● **SOURCE DATA**:

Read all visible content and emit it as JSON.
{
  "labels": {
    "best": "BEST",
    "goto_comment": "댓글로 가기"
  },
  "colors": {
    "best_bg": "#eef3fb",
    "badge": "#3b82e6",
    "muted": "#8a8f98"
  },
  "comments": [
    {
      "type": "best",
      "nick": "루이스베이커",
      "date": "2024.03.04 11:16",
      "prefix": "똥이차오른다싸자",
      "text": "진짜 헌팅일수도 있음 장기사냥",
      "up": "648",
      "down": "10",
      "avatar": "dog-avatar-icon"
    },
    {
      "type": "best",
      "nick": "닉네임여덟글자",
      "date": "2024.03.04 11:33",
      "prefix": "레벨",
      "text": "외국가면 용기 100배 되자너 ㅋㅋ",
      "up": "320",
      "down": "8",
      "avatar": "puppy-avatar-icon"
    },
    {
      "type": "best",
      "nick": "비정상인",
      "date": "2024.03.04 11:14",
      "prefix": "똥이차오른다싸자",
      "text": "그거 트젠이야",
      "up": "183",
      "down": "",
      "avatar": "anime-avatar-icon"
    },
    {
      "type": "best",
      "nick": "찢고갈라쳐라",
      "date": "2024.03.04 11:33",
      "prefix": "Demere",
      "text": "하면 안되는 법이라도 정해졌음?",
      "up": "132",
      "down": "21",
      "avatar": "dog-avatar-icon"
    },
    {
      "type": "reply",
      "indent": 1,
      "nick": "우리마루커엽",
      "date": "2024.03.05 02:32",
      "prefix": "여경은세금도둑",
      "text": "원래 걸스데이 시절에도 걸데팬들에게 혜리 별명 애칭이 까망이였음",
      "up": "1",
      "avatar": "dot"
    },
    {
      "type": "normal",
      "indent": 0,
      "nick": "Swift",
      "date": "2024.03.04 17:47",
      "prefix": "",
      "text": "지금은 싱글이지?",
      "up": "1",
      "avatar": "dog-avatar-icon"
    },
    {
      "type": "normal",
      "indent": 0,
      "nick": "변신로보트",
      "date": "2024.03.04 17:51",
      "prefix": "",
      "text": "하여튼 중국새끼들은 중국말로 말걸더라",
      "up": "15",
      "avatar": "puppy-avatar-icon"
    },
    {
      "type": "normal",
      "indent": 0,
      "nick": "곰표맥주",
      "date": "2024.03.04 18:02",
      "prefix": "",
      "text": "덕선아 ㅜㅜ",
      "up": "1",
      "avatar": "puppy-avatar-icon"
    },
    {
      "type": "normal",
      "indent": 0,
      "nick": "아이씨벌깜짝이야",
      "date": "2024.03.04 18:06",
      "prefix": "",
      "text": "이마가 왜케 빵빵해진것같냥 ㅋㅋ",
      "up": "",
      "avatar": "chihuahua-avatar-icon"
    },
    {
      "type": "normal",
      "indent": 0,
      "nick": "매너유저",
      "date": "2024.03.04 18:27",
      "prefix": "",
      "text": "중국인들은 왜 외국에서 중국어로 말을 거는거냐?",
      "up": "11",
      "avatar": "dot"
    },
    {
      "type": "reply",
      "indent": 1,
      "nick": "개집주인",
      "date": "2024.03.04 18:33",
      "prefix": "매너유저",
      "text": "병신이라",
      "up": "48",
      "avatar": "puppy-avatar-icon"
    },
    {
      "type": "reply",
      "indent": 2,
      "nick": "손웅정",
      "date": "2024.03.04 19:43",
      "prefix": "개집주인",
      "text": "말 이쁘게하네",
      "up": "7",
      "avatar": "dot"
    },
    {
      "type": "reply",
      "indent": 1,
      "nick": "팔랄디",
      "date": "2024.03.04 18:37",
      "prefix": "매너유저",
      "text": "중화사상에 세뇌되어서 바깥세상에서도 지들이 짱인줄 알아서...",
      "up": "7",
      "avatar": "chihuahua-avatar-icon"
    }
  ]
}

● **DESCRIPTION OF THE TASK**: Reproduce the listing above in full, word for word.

● **ANSWER SECTION**:
Read all visible content and emit it as JSON.
{
  "labels": {
    "best": "BEST",
    "goto_comment": "댓글로 가기"
  },
  "colors": {
    "best_bg": "#eef3fb",
    "badge": "#3b82e6",
    "muted": "#8a8f98"
  },
  "comments": [
    {
      "type": "best",
      "nick": "루이스베이커",
      "date": "2024.03.04 11:16",
      "prefix": "똥이차오른다싸자",
      "text": "진짜 헌팅일수도 있음 장기사냥",
      "up": "648",
      "down": "10",
      "avatar": "dog-avatar-icon"
    },
    {
      "type": "best",
      "nick": "닉네임여덟글자",
      "date": "2024.03.04 11:33",
      "prefix": "레벨",
      "text": "외국가면 용기 100배 되자너 ㅋㅋ",
      "up": "320",
      "down": "8",
      "avatar": "puppy-avatar-icon"
    },
    {
      "type": "best",
      "nick": "비정상인",
      "date": "2024.03.04 11:14",
      "prefix": "똥이차오른다싸자",
      "text": "그거 트젠이야",
      "up": "183",
      "down": "",
      "avatar": "anime-avatar-icon"
    },
    {
      "type": "best",
      "nick": "찢고갈라쳐라",
      "date": "2024.03.04 11:33",
      "prefix": "Demere",
      "text": "하면 안되는 법이라도 정해졌음?",
      "up": "132",
      "down": "21",
      "avatar": "dog-avatar-icon"
    },
    {
      "type": "reply",
      "indent": 1,
      "nick": "우리마루커엽",
      "date": "2024.03.05 02:32",
      "prefix": "여경은세금도둑",
      "text": "원래 걸스데이 시절에도 걸데팬들에게 혜리 별명 애칭이 까망이였음",
      "up": "1",
      "avatar": "dot"
    },
    {
      "type": "normal",
      "indent": 0,
      "nick": "Swift",
      "date": "2024.03.04 17:47",
      "prefix": "",
      "text": "지금은 싱글이지?",
      "up": "1",
      "avatar": "dog-avatar-icon"
    },
    {
      "type": "normal",
      "indent": 0,
      "nick": "변신로보트",
      "date": "2024.03.04 17:51",
      "prefix": "",
      "text": "하여튼 중국새끼들은 중국말로 말걸더라",
      "up": "15",
      "avatar": "puppy-avatar-icon"
    },
    {
      "type": "normal",
      "indent": 0,
      "nick": "곰표맥주",
      "date": "2024.03.04 18:02",
      "prefix": "",
      "text": "덕선아 ㅜㅜ",
      "up": "1",
      "avatar": "puppy-avatar-icon"
    },
    {
      "type": "normal",
      "indent": 0,
      "nick": "아이씨벌깜짝이야",
      "date": "2024.03.04 18:06",
      "prefix": "",
      "text": "이마가 왜케 빵빵해진것같냥 ㅋㅋ",
      "up": "",
      "avatar": "chihuahua-avatar-icon"
    },
    {
      "type": "normal",
      "indent": 0,
      "nick": "매너유저",
      "date": "2024.03.04 18:27",
      "prefix": "",
      "text": "중국인들은 왜 외국에서 중국어로 말을 거는거냐?",
      "up": "11",
      "avatar": "dot"
    },
    {
      "type": "reply",
      "indent": 1,
      "nick": "개집주인",
      "date": "2024.03.04 18:33",
      "prefix": "매너유저",
      "text": "병신이라",
      "up": "48",
      "avatar": "puppy-avatar-icon"
    },
    {
      "type": "reply",
      "indent": 2,
      "nick": "손웅정",
      "date": "2024.03.04 19:43",
      "prefix": "개집주인",
      "text": "말 이쁘게하네",
      "up": "7",
      "avatar": "dot"
    },
    {
      "type": "reply",
      "indent": 1,
      "nick": "팔랄디",
      "date": "2024.03.04 18:37",
      "prefix": "매너유저",
      "text": "중화사상에 세뇌되어서 바깥세상에서도 지들이 짱인줄 알아서...",
      "up": "7",
      "avatar": "chihuahua-avatar-icon"
    }
  ]
}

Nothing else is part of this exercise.